### ASSIGNMENT
Find all lines below containing the string "true" and return them.

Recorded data
★ ★ ★ ★
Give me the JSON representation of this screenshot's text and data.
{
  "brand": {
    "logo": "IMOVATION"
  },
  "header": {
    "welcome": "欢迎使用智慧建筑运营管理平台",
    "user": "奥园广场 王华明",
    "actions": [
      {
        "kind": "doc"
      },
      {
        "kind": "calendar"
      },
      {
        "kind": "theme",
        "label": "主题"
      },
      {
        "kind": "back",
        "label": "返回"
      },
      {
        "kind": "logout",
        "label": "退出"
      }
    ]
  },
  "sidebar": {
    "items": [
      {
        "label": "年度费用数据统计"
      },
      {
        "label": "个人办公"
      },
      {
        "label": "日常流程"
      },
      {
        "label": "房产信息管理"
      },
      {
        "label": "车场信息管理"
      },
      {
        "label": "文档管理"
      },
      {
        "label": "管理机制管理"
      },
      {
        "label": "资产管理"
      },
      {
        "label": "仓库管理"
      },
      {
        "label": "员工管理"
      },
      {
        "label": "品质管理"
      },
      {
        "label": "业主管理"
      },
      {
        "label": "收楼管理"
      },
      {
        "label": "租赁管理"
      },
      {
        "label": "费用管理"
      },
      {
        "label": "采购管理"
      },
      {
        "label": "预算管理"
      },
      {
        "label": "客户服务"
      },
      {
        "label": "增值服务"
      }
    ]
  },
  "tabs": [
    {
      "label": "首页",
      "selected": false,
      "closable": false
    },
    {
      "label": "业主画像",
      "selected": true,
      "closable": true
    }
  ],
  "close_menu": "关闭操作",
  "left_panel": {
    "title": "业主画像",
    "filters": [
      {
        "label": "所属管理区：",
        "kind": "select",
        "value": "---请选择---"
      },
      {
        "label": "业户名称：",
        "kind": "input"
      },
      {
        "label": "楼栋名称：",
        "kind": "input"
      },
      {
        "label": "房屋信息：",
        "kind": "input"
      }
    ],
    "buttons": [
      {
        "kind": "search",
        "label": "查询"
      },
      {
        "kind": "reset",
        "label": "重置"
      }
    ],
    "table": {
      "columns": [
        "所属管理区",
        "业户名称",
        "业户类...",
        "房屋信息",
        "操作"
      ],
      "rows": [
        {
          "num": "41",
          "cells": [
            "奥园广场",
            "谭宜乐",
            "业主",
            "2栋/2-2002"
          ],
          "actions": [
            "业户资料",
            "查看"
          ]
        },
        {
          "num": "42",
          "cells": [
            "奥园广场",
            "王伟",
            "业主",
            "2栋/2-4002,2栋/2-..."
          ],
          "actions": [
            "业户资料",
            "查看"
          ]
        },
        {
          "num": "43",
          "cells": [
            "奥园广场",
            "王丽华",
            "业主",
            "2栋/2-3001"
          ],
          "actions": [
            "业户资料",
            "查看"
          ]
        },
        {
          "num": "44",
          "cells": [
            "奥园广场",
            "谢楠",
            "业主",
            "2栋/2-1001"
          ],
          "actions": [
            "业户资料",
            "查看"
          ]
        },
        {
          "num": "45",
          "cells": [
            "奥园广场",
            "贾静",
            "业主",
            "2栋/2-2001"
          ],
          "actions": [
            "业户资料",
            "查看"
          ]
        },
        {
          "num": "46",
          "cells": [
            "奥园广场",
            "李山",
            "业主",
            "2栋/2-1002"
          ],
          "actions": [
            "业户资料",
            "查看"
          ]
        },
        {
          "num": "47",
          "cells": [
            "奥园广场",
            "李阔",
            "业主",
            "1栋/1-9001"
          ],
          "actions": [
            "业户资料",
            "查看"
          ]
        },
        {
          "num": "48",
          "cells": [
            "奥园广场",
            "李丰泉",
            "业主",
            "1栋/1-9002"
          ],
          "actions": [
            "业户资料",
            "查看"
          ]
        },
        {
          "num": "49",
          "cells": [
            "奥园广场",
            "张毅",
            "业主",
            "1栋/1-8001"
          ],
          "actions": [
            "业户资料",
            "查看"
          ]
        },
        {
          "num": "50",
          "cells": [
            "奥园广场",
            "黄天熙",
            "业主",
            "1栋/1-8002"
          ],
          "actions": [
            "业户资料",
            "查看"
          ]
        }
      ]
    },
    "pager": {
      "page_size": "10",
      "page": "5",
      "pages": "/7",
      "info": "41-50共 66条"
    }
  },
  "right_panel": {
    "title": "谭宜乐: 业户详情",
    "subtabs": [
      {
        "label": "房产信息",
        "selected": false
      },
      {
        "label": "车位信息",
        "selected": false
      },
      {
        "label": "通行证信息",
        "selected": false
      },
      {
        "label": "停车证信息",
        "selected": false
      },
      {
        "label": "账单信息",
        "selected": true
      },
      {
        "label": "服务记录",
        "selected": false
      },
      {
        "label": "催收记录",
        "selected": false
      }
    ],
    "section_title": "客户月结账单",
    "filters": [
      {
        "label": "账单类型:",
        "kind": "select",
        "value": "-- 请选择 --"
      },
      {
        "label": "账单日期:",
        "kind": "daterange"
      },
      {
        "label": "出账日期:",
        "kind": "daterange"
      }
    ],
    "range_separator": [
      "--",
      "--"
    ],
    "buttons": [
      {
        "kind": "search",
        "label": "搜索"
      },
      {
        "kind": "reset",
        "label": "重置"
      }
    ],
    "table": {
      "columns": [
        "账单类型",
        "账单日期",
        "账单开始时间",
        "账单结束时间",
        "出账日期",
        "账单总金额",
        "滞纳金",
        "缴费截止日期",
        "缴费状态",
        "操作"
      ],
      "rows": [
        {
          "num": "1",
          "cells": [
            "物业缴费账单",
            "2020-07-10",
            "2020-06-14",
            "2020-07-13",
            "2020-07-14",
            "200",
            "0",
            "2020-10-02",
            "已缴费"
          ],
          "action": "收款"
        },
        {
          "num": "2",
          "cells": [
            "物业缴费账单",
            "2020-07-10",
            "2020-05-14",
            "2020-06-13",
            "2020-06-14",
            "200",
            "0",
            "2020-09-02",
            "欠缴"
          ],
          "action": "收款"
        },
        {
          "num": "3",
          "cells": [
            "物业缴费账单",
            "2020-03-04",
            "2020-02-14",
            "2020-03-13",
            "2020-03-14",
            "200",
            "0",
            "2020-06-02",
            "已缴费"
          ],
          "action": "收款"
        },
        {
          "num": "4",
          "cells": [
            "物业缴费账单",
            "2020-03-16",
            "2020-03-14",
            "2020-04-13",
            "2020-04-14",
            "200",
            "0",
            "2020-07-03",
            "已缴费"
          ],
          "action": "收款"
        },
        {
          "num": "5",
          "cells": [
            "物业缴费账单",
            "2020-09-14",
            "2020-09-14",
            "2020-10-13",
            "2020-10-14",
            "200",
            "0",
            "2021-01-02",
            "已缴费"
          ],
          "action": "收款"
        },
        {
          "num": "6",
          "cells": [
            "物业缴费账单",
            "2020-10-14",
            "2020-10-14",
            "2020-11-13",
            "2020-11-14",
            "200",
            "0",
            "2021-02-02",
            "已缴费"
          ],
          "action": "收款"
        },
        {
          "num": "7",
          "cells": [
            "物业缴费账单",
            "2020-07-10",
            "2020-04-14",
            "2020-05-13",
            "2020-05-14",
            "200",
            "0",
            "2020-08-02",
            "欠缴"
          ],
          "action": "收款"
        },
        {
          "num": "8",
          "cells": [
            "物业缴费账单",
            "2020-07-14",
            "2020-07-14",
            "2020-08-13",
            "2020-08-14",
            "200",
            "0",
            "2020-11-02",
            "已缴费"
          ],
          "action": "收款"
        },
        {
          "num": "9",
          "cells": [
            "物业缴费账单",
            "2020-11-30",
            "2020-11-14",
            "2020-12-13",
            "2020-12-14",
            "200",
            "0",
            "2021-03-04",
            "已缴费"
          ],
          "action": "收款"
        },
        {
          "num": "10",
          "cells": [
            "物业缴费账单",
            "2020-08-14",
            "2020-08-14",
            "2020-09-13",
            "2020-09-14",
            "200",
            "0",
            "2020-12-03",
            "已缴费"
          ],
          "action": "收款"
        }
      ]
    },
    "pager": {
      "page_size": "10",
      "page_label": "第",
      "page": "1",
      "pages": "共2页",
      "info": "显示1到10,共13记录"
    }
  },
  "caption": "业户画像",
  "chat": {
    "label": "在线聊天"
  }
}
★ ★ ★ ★
### RESULT OF THE TASK
      "selected": true,
      "closable": true
        "selected": true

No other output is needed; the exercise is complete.